About this exercise
Every entry below must be copied exactly, with nothing left out.
Given information Block Start
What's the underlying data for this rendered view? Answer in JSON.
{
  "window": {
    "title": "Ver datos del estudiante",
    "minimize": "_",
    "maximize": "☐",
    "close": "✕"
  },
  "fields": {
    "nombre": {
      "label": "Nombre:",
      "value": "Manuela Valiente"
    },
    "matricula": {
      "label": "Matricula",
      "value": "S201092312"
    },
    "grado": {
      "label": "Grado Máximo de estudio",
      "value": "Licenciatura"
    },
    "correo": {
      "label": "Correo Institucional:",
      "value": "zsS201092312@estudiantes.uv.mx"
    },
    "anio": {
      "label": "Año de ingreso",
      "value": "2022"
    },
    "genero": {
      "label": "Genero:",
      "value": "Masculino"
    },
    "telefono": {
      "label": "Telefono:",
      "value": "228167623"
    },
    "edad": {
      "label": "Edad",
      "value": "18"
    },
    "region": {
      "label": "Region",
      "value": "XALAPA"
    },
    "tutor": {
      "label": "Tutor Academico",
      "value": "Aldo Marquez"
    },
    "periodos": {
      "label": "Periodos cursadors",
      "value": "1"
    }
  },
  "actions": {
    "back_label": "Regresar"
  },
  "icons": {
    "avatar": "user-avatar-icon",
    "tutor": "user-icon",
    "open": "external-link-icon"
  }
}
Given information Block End
Result of this exercise
What's the underlying data for this rendered view? Answer in JSON.
{
  "window": {
    "title": "Ver datos del estudiante",
    "minimize": "_",
    "maximize": "☐",
    "close": "✕"
  },
  "fields": {
    "nombre": {
      "label": "Nombre:",
      "value": "Manuela Valiente"
    },
    "matricula": {
      "label": "Matricula",
      "value": "S201092312"
    },
    "grado": {
      "label": "Grado Máximo de estudio",
      "value": "Licenciatura"
    },
    "correo": {
      "label": "Correo Institucional:",
      "value": "zsS201092312@estudiantes.uv.mx"
    },
    "anio": {
      "label": "Año de ingreso",
      "value": "2022"
    },
    "genero": {
      "label": "Genero:",
      "value": "Masculino"
    },
    "telefono": {
      "label": "Telefono:",
      "value": "228167623"
    },
    "edad": {
      "label": "Edad",
      "value": "18"
    },
    "region": {
      "label": "Region",
      "value": "XALAPA"
    },
    "tutor": {
      "label": "Tutor Academico",
      "value": "Aldo Marquez"
    },
    "periodos": {
      "label": "Periodos cursadors",
      "value": "1"
    }
  },
  "actions": {
    "back_label": "Regresar"
  },
  "icons": {
    "avatar": "user-avatar-icon",
    "tutor": "user-icon",
    "open": "external-link-icon"
  }
}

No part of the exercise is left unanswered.